Unprecedented number of young great white sharks seen in Monterey Bay
MONTEREY – A new study shows a population boom for young great white sharks in Monterey Bay.
Researchers from the Monterey Bay Aquarium and California State University, Long Beach say the shark population began during an El Niño weather event in 2014 and the population has grown every year since.
“Monterey Bay is getting warmer. Progressively warmer. Since then there have been nurseries of juvenile great white sharks in Santa Cruz which has never been documented before. We attribute this to climate change because the bay is getting warmer,” said researcher Chris Lowe, PhD.
The new study is a concern for surfers and swimmers. It is also a confirmation of what they have already seen.
“It’s shocking and then you’re like, okay, a shark. Guess I’ll go now,” said Julie Malcolm, who has been surfing around Santa Cruz for a year.
She said she had never seen so many sharks in the water as recently.
“They’re a little small. They’ll breach. Like, full breach right out of the water. I had them swimming right below me, doing aggressive tail hops,” Malcolm said.
Juvenile sharks are 4 to 9 feet long and generally do not pose a great threat to humans.
“When these sharks use these nurseries, they ignore people. As long as people don’t bother them, they don’t bother people,” Lowe said.
What is not known is what happens when they reach maturity.
“Larger sharks that feed on marine mammals are more likely to confuse a human,” Lowe said.
Overall, the white shark population is increasing.
Although attacks are rare, in 2020 a surfer was killed in a shark attack off Aptos.
Some surfers now use a type of magnetic repellent strapped to their ankles.
“Supposedly the magnetic field repels sharks. It’s just a small step I’m taking to possibly prevent an attack, but life is at risk,” surfer Joe McCroskey said.

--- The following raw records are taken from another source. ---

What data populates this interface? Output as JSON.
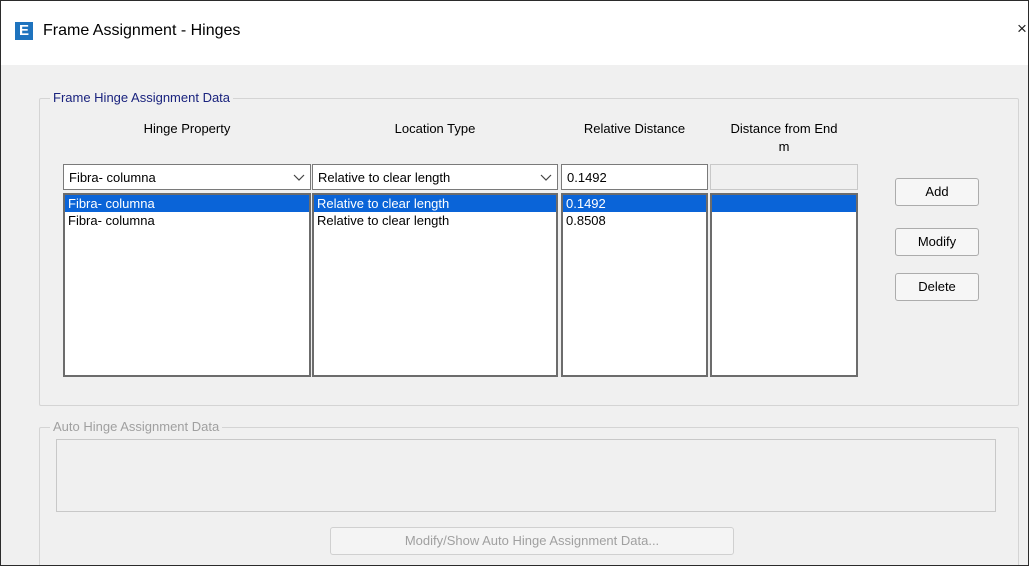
{
  "window": {
    "title": "Frame Assignment - Hinges",
    "app_icon_letter": "E",
    "close_glyph": "×"
  },
  "hinge_group": {
    "legend": "Frame Hinge Assignment Data",
    "headers": {
      "hinge_property": "Hinge Property",
      "location_type": "Location Type",
      "relative_distance": "Relative Distance",
      "distance_from_end": "Distance from End",
      "distance_unit": "m"
    },
    "inputs": {
      "hinge_property": "Fibra- columna",
      "location_type": "Relative to clear length",
      "relative_distance": "0.1492",
      "distance_from_end": ""
    },
    "rows": [
      {
        "hinge_property": "Fibra- columna",
        "location_type": "Relative to clear length",
        "relative_distance": "0.1492",
        "distance_from_end": "",
        "selected": true
      },
      {
        "hinge_property": "Fibra- columna",
        "location_type": "Relative to clear length",
        "relative_distance": "0.8508",
        "distance_from_end": "",
        "selected": false
      }
    ],
    "buttons": {
      "add": "Add",
      "modify": "Modify",
      "delete": "Delete"
    }
  },
  "auto_group": {
    "legend": "Auto Hinge Assignment Data",
    "button_label": "Modify/Show Auto Hinge Assignment Data..."
  },
  "colors": {
    "selection": "#0a64d8",
    "legend_active": "#1a237e",
    "disabled_text": "#a0a0a0",
    "app_icon": "#1e73be"
  }
}
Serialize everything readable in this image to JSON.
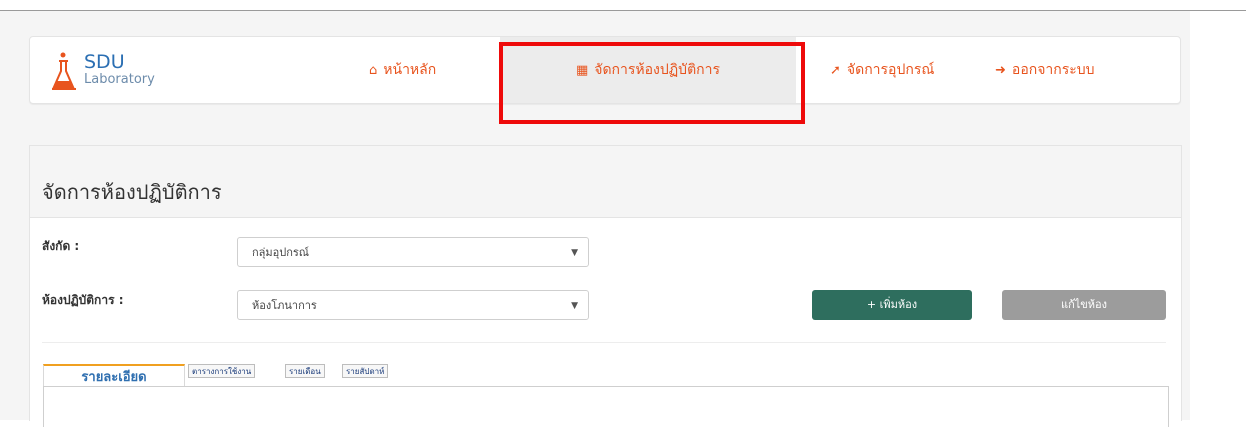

And at least on Manresa Beach Friday, many seemed willing to take the risk.
“We just go out there and have fun and don’t worry about the risks,” surfer Jade Newkirk said.